* _Web page and app entries_
↓

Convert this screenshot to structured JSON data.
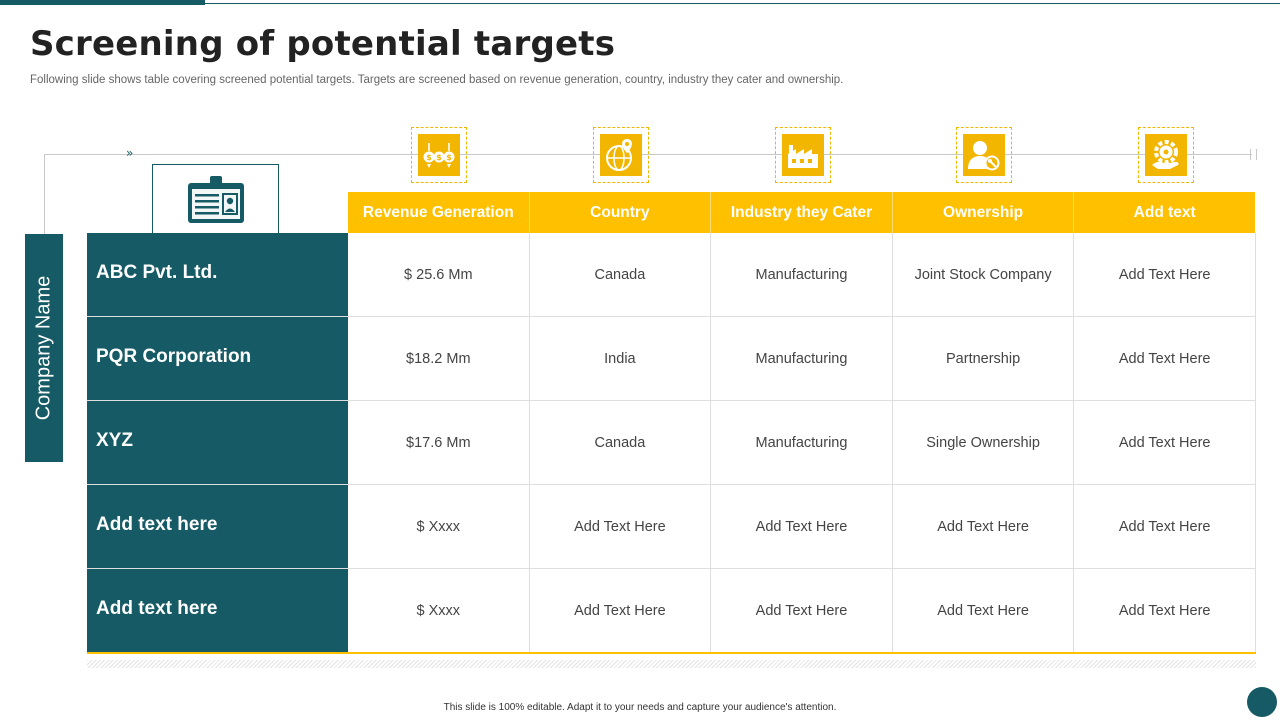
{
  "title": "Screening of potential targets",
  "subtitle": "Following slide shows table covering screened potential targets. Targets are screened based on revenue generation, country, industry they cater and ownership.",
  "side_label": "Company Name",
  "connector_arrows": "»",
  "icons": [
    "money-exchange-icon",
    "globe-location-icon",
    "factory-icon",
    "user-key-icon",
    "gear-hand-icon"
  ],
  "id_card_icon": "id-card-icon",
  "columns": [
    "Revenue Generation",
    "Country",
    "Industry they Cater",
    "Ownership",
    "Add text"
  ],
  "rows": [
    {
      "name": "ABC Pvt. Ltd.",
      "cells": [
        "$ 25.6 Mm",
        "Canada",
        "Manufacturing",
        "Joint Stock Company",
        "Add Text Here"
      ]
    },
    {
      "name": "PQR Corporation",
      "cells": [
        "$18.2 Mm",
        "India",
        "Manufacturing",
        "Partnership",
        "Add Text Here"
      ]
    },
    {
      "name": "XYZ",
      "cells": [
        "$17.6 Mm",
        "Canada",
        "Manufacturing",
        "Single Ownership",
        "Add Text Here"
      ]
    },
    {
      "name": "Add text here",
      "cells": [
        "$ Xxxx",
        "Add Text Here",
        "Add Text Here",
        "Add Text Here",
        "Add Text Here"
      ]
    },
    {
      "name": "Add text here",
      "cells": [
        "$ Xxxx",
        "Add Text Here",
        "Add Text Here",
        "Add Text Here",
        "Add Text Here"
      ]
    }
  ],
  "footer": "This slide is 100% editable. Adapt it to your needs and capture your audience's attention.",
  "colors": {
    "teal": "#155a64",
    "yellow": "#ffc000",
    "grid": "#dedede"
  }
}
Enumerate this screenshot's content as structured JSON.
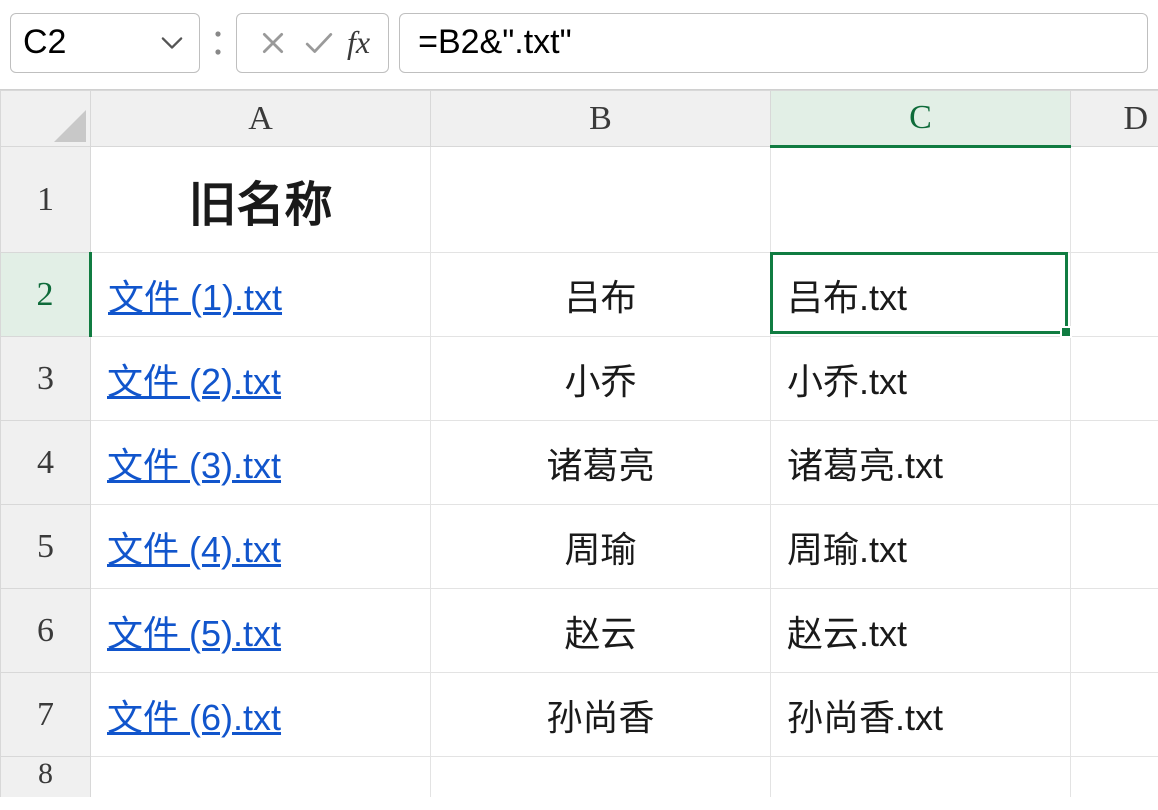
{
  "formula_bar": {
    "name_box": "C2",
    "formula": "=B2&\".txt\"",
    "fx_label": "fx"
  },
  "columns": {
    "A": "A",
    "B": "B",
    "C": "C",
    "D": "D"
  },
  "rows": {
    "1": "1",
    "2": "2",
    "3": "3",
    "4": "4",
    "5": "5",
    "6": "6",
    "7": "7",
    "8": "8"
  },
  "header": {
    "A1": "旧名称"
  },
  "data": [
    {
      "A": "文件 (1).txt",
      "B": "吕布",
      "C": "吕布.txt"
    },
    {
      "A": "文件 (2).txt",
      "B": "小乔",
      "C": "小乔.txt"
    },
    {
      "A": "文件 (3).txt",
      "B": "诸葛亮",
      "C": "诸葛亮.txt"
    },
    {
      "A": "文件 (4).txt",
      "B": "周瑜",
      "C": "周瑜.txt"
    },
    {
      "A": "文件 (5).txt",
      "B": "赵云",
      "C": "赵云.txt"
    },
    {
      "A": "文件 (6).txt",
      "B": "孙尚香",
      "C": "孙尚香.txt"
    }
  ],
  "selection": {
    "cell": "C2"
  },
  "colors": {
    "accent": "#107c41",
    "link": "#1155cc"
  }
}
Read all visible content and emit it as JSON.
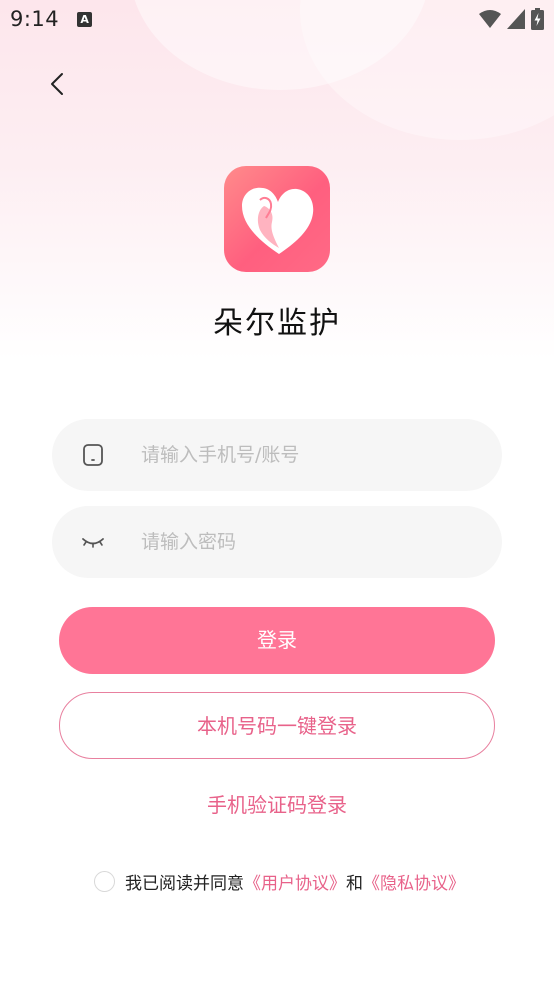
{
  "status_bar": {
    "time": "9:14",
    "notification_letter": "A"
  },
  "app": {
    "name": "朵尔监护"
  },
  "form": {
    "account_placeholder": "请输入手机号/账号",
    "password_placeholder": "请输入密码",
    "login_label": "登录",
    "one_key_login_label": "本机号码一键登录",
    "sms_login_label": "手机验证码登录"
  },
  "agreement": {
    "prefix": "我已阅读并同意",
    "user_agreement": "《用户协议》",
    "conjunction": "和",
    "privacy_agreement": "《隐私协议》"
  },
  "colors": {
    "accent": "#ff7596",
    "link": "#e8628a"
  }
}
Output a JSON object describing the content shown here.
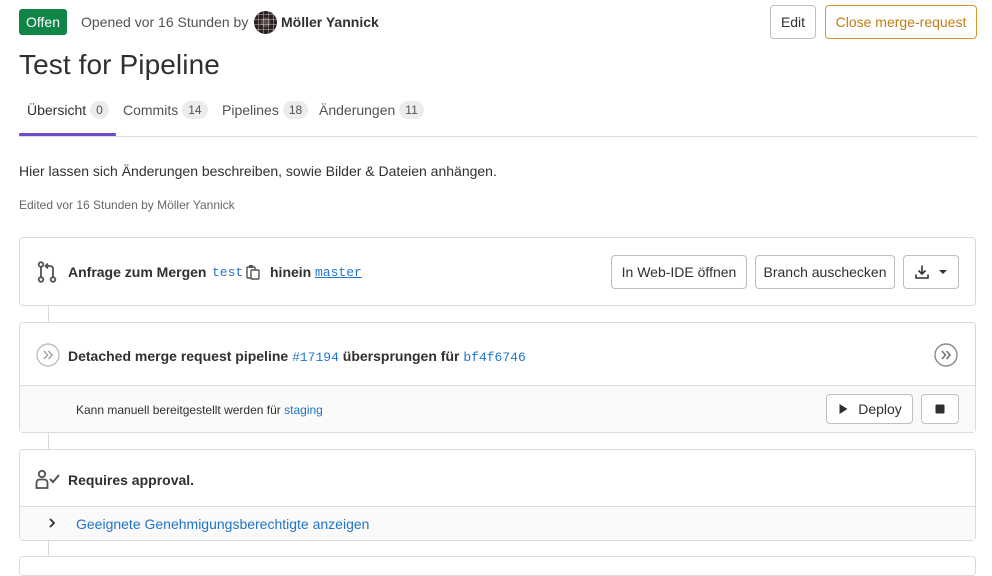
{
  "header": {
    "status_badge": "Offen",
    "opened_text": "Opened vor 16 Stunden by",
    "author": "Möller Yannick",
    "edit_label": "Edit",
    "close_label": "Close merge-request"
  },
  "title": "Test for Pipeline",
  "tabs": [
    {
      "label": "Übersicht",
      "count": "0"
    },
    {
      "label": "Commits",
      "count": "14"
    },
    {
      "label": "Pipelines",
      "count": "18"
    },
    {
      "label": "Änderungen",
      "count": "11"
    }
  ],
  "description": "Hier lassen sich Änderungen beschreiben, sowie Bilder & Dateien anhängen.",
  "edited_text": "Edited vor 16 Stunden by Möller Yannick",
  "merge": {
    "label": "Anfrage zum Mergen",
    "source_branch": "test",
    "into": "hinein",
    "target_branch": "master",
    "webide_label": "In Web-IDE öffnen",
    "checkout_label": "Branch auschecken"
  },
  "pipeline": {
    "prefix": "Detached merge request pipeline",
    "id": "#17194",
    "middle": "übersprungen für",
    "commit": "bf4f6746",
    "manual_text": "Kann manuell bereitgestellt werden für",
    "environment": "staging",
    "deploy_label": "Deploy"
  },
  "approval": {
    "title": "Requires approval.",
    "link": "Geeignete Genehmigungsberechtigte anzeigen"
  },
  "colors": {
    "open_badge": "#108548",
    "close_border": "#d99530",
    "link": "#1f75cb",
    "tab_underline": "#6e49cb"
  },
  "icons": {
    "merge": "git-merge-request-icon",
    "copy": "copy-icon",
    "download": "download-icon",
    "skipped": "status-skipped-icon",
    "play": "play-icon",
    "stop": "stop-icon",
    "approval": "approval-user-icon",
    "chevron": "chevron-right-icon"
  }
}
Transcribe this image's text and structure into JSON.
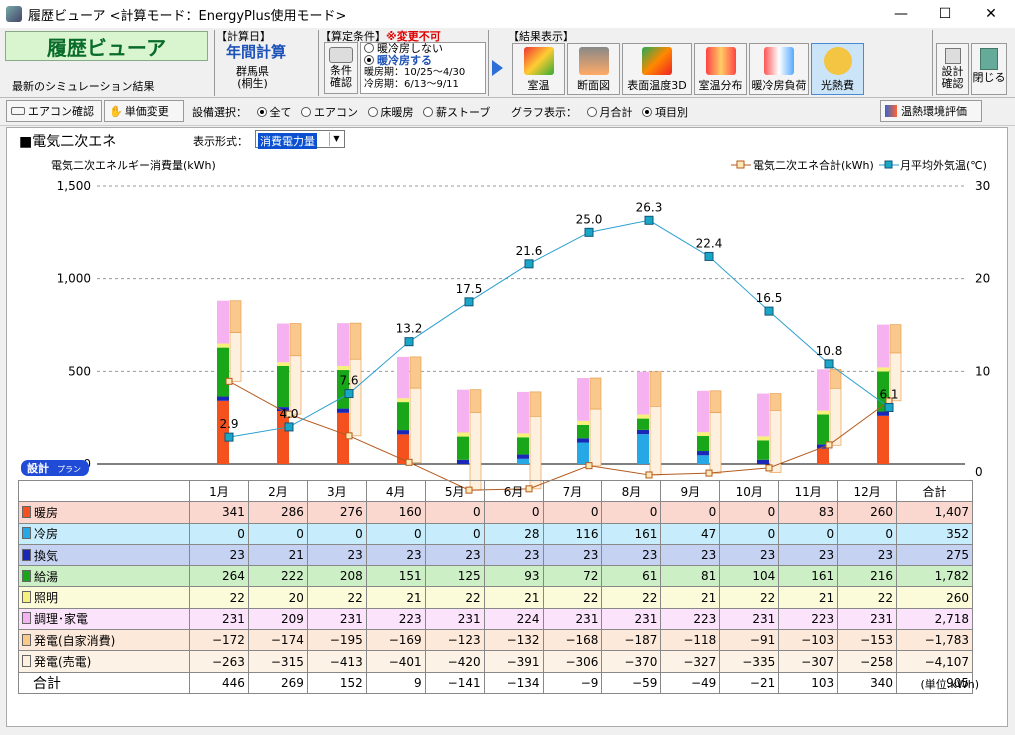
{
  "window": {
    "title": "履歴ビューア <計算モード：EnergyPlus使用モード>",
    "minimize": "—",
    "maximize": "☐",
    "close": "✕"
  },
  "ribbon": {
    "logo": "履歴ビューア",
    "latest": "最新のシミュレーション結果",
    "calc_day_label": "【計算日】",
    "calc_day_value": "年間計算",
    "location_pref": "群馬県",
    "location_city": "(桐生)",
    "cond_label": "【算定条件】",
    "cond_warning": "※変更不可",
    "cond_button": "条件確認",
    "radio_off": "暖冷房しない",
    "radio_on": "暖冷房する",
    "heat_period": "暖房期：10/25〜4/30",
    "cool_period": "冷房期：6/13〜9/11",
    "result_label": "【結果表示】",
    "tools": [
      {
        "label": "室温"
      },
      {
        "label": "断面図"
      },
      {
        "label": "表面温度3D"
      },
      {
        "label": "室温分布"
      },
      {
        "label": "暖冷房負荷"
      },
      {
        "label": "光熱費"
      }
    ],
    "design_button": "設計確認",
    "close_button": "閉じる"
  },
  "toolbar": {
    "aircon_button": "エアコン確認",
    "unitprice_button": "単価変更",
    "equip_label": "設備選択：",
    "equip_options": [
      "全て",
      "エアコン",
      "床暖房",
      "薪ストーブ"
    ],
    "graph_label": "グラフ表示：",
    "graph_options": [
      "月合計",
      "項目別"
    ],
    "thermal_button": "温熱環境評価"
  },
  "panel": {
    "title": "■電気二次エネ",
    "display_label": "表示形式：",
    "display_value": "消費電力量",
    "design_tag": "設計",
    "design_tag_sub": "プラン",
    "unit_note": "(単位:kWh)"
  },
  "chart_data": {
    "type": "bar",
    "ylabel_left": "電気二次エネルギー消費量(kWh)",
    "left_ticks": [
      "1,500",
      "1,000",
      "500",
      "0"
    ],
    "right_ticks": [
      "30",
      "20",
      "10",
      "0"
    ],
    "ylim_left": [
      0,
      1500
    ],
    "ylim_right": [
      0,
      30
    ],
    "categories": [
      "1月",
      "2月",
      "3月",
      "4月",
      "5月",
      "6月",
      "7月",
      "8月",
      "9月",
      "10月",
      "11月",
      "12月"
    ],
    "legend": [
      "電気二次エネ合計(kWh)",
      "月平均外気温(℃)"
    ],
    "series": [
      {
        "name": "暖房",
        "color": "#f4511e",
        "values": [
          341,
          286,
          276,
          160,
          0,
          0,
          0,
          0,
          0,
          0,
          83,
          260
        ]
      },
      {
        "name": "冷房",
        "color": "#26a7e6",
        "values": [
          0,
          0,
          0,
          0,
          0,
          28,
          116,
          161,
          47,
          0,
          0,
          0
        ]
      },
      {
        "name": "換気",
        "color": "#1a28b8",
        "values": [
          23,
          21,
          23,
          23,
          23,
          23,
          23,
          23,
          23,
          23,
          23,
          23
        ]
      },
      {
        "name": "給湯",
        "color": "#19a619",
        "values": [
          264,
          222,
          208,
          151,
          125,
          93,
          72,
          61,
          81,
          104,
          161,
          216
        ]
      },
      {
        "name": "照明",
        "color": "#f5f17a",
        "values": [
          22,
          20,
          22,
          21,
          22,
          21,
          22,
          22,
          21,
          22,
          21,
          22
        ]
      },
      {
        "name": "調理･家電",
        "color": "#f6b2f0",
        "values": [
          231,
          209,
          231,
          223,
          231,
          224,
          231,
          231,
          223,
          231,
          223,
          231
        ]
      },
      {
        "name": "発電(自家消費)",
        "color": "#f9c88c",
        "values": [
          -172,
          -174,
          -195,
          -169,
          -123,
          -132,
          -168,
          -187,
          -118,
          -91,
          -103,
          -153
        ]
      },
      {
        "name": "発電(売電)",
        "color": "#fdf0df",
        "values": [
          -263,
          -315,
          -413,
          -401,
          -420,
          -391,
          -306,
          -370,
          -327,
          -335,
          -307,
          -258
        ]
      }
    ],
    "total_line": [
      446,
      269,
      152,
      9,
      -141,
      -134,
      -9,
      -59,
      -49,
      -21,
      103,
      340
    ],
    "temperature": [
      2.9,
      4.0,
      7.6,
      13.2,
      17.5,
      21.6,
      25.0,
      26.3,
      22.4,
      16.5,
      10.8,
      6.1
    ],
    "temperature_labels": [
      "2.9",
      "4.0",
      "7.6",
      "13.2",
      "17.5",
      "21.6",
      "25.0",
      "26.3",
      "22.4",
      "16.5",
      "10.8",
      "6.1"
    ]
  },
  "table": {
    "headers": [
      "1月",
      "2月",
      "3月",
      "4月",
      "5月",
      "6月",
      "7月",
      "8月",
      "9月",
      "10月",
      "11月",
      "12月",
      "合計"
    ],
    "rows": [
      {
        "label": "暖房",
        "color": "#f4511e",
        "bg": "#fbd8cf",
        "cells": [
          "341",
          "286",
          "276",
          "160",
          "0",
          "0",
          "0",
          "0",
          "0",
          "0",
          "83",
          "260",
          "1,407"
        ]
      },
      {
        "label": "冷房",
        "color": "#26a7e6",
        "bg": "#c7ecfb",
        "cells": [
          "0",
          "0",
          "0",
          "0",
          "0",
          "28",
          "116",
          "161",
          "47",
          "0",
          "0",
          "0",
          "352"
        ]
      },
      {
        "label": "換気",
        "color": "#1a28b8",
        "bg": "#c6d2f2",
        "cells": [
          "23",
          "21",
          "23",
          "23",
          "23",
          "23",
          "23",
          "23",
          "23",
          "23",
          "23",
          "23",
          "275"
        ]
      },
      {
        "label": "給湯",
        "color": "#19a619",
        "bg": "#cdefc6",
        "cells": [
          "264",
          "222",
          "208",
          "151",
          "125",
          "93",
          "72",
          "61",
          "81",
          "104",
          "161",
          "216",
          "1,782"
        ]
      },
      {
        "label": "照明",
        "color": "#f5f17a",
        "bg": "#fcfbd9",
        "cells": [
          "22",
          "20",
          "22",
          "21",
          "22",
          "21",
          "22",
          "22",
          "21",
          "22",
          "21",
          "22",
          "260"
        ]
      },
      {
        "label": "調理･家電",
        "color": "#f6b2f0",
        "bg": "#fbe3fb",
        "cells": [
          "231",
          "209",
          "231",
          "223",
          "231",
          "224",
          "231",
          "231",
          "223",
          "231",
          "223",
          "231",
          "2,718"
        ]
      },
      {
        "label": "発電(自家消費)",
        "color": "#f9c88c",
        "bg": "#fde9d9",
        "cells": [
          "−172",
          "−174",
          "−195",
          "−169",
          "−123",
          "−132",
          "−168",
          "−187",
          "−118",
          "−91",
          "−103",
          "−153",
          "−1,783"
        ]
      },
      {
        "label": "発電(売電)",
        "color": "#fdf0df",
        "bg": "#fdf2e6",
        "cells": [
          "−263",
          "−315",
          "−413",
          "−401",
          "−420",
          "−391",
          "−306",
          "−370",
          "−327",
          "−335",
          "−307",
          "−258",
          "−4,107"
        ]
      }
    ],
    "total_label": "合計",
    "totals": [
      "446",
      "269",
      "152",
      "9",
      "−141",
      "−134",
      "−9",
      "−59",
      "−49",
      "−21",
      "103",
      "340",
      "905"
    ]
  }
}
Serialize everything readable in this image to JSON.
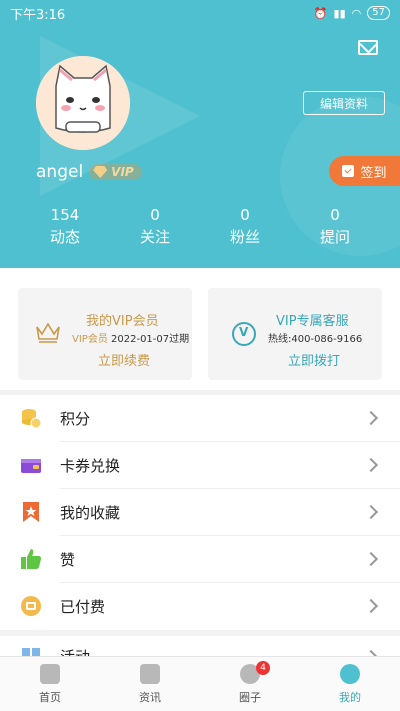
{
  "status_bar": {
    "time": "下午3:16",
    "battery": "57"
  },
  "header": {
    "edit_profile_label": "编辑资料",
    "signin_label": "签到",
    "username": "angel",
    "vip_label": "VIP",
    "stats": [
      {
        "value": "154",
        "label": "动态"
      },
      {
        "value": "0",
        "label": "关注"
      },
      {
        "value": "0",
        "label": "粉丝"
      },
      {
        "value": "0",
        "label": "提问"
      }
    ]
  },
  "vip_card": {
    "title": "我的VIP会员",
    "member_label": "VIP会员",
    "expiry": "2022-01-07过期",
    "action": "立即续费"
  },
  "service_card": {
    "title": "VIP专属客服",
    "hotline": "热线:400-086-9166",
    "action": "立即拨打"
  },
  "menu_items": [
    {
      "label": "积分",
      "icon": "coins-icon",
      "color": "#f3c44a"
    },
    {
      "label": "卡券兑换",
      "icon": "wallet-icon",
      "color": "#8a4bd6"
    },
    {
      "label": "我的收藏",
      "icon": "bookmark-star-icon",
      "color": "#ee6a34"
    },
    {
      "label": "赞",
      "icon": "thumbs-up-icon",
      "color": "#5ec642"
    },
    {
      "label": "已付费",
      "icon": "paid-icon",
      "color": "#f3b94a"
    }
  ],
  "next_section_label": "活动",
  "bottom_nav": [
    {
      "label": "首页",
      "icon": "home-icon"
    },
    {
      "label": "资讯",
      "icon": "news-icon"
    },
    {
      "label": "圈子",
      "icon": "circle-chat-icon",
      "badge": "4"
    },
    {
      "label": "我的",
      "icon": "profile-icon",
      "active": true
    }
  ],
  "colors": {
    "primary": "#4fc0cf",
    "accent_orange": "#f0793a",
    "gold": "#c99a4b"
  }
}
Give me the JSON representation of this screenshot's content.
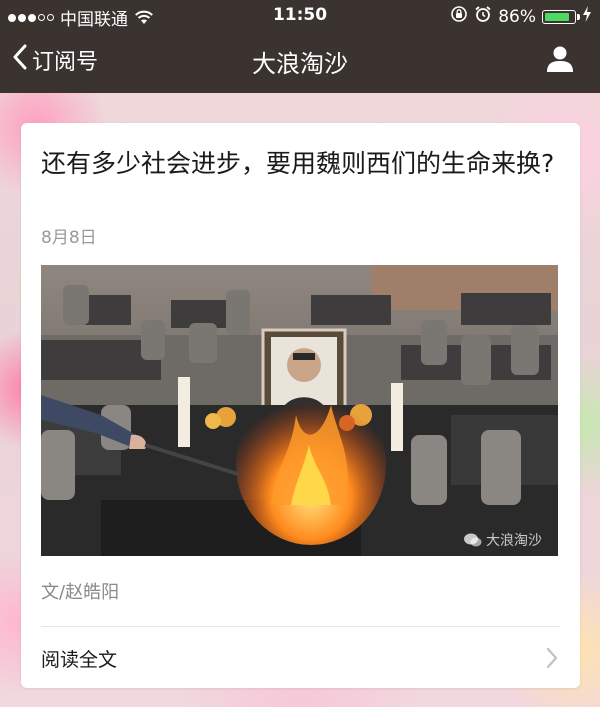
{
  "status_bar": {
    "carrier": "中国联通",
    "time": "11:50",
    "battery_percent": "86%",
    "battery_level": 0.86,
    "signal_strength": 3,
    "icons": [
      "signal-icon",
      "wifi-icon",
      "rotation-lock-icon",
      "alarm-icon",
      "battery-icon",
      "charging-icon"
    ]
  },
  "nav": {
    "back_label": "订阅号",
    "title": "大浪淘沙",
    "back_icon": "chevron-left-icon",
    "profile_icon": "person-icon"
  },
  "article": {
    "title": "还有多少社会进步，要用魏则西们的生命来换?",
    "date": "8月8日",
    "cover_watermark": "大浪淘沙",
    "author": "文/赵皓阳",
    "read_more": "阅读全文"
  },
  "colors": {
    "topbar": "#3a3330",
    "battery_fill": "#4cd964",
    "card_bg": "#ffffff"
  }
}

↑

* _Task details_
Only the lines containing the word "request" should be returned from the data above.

* _Response below_
    "close_label": "Close merge-request"
    "prefix": "Detached merge request pipeline",
    "merge": "git-merge-request-icon",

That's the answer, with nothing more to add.